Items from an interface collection
----------------------------------------

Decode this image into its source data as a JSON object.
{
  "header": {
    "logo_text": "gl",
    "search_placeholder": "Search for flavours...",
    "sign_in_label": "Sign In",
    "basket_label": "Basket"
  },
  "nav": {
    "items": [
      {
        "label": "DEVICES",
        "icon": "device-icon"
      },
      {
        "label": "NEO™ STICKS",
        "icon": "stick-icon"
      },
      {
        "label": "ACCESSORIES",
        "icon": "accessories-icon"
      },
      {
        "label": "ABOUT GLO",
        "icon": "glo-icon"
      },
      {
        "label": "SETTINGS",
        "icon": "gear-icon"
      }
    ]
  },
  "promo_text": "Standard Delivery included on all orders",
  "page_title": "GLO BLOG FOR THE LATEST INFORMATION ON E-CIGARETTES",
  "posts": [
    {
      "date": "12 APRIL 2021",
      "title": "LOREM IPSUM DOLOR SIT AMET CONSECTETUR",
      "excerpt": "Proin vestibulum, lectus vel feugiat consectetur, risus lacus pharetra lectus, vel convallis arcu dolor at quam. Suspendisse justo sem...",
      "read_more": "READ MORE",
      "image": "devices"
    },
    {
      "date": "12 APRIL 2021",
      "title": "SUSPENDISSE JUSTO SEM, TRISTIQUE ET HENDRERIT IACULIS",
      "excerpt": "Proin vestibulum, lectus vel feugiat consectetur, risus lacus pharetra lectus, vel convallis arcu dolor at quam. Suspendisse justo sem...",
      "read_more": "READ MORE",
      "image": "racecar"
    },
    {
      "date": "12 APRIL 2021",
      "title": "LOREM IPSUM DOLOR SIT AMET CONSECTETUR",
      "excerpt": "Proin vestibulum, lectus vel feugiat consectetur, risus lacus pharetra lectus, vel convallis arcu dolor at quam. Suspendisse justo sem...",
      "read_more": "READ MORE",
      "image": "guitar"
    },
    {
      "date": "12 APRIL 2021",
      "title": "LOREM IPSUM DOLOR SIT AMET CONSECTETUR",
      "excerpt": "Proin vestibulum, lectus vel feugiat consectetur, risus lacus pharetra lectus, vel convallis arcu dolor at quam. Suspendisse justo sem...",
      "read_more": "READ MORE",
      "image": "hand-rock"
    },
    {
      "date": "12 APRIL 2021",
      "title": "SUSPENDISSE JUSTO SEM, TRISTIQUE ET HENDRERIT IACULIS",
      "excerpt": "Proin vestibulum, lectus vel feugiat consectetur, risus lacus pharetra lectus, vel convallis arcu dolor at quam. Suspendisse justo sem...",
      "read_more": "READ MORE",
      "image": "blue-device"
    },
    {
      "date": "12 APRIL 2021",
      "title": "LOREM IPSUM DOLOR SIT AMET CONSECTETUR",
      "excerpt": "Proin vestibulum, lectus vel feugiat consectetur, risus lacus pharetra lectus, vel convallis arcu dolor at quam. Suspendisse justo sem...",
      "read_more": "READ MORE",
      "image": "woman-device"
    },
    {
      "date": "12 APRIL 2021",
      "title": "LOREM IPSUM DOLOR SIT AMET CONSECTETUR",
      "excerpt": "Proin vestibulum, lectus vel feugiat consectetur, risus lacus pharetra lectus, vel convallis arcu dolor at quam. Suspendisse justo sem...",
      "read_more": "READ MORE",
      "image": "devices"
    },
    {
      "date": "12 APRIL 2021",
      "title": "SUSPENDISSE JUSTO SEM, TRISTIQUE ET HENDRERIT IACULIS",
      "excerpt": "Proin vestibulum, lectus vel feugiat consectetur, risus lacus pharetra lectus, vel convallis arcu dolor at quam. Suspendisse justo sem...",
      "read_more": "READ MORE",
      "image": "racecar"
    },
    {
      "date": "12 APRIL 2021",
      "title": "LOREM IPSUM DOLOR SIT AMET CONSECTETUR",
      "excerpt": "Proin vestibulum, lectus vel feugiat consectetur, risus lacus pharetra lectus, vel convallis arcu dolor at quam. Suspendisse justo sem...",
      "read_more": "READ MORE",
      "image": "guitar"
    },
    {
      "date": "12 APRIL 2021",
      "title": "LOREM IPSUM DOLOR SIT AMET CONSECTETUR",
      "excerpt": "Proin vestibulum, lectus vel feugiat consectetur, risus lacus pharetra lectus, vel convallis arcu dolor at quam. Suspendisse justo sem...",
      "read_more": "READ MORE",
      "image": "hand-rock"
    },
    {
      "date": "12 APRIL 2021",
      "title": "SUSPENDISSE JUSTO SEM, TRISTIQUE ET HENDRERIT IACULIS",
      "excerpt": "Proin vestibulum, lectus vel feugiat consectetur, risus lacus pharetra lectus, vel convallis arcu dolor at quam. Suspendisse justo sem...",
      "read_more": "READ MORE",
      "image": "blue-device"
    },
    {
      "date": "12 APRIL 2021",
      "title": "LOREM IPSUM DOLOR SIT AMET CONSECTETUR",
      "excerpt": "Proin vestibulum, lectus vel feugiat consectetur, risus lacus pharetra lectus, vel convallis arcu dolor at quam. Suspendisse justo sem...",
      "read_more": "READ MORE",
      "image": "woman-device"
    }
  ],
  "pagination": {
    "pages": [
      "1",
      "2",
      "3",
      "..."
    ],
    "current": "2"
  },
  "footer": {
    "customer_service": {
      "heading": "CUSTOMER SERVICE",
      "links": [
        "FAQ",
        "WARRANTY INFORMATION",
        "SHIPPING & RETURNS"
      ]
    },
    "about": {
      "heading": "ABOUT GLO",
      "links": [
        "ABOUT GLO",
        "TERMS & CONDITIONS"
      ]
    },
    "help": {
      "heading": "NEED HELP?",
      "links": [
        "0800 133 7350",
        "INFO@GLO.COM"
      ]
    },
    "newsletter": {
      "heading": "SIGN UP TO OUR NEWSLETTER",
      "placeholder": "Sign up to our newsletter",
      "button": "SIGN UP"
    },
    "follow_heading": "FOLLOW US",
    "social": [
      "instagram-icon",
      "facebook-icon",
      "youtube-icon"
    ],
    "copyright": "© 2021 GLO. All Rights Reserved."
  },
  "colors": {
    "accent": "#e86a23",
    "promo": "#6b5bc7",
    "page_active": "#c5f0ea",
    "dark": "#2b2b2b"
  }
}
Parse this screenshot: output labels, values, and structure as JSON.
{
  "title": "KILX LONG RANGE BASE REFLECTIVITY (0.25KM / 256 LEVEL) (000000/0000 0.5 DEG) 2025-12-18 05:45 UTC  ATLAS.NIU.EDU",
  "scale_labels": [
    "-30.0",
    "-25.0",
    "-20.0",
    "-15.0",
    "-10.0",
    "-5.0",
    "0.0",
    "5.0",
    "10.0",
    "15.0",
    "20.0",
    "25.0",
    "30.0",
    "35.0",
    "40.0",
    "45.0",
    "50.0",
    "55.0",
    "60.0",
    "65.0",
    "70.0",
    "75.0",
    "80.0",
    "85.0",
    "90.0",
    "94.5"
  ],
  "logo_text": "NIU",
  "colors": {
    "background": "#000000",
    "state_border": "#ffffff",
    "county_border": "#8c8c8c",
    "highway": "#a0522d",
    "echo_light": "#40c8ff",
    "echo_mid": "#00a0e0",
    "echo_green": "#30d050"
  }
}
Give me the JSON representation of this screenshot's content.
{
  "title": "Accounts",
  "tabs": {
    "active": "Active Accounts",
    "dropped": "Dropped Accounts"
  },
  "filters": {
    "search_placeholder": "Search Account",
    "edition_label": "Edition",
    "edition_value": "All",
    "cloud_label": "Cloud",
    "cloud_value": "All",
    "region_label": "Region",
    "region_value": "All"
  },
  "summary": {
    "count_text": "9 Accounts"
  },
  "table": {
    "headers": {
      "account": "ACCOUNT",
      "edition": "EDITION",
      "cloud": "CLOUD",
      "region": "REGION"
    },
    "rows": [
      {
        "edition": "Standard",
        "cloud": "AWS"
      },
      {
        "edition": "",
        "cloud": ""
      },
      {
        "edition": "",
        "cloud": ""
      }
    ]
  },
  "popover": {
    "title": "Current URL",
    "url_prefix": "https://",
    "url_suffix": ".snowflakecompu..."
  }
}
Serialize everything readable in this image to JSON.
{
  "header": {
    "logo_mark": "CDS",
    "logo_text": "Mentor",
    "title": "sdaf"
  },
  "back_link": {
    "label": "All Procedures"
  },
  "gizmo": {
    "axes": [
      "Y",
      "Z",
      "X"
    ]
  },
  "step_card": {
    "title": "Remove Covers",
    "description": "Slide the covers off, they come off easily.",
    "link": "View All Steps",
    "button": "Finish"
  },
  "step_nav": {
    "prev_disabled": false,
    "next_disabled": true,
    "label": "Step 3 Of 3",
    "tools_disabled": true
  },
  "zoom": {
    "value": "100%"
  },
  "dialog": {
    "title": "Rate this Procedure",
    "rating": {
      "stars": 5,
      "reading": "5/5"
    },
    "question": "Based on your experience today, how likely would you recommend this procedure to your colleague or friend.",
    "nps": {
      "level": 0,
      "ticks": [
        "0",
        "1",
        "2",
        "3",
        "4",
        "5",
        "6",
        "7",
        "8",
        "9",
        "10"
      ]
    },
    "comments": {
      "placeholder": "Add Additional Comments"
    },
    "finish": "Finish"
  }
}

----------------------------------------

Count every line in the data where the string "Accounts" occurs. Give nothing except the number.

4